Would Requiring Nutrition and Calorie Labeling in Restaurants Make a Difference to Consumers?
Amid calls from public health and consumer advocacy groups for legislation that would require nutrition and calorie labeling on menus at fast-food and similar types of restaurants, a survey by researchers at the University of Vermont found significant numbers of people do not look at food labels now, and many are unable to use the information the labels contain.
Telephone surveys of more than 600 adults and more than 300 college students found that "approximately half of the surveyed college students and a third of the individuals in the community sample reported that they did not generally look at food labels," according to the researchers.
In addition, the surveys found two-thirds of the participants were unable to identify the number of calories they should be consuming each day, and 44 percent to 57 percent of the combined sample "self-reported that they would not likely use restaurant food caloric information," according to the researchers.

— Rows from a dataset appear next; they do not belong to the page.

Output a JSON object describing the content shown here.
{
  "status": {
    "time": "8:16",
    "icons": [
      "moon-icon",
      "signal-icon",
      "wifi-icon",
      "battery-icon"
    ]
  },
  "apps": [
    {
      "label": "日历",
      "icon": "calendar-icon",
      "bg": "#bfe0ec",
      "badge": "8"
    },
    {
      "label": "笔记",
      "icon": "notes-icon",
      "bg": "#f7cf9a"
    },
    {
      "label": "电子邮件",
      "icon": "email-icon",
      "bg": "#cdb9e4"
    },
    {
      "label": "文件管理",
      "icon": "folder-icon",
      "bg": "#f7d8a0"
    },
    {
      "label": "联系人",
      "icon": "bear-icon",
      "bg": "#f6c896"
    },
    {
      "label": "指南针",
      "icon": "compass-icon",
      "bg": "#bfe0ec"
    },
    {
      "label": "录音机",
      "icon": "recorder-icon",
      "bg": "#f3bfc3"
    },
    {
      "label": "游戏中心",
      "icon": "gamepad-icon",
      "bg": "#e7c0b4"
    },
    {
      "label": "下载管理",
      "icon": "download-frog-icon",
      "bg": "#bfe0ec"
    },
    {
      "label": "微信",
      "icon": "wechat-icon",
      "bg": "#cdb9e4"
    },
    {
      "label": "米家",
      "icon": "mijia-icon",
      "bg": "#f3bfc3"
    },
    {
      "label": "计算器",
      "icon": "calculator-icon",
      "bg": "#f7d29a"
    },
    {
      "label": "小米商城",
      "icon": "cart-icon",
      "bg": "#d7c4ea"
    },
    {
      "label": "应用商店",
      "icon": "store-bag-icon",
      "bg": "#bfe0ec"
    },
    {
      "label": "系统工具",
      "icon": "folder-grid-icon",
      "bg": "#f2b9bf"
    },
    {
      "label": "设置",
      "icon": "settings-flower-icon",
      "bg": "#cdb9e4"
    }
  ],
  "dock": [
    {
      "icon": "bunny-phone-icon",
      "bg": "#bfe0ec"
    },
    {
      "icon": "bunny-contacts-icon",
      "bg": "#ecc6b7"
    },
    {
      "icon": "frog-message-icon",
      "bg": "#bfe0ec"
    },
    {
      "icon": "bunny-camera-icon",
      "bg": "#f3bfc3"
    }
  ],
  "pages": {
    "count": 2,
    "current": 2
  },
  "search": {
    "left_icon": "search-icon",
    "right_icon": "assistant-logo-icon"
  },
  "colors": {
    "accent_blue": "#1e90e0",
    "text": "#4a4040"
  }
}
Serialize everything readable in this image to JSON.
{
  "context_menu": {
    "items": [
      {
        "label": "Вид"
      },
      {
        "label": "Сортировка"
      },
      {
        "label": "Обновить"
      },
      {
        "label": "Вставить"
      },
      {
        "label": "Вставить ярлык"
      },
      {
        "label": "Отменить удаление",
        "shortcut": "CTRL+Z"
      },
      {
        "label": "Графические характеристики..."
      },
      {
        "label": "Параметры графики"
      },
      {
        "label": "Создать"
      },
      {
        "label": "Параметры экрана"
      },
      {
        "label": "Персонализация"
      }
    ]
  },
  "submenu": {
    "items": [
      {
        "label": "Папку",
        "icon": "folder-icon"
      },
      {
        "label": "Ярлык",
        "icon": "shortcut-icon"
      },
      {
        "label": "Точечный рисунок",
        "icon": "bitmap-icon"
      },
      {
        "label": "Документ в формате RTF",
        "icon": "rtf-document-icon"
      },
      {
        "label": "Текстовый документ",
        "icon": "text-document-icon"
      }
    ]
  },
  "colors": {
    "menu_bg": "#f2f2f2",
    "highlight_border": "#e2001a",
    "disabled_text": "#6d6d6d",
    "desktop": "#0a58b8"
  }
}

The findings suggest labeling legislation "may not be particularly effective in combating the obesity epidemic if people are not looking at existing food labels and are not able to use this information for nutrition planning," according to the researchers.
"While it is always better for consumers to have access to more rather than less information, these preliminary results indicate that public health efforts to control obesity perhaps should first focus on an education campaign designed to teach appropriate calorie intake values and food label reading
Contact: Julia Dombrowski
American Dietetic Association